Problem details: Filter the lines below, copying only those with the string "luther".
--- Source material Enclosed Below ---
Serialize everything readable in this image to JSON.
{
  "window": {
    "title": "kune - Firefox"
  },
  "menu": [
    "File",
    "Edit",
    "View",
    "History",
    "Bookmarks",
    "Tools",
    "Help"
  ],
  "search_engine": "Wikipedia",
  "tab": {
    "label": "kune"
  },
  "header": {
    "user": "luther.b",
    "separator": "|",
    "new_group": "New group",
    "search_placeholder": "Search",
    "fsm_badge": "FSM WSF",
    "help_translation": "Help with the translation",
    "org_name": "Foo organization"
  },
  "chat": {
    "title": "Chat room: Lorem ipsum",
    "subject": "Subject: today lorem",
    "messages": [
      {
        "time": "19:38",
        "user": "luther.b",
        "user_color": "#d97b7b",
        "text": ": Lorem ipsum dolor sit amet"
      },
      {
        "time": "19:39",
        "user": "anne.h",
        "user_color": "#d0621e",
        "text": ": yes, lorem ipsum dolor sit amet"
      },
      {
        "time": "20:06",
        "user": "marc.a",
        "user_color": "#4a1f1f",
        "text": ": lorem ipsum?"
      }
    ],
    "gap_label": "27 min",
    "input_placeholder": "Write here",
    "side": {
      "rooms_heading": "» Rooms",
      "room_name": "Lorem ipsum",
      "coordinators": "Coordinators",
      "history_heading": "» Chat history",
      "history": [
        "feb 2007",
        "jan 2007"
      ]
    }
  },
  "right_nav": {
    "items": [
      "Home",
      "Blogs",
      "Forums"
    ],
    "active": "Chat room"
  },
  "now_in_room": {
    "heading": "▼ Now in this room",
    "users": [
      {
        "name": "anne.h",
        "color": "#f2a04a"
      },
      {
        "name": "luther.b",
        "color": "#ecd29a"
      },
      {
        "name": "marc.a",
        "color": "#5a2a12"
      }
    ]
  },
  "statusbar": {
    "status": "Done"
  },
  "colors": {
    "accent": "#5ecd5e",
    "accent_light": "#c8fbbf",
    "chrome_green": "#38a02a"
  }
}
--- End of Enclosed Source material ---
Result of this exercise:
    "user": "luther.b",
        "user": "luther.b",
        "name": "luther.b",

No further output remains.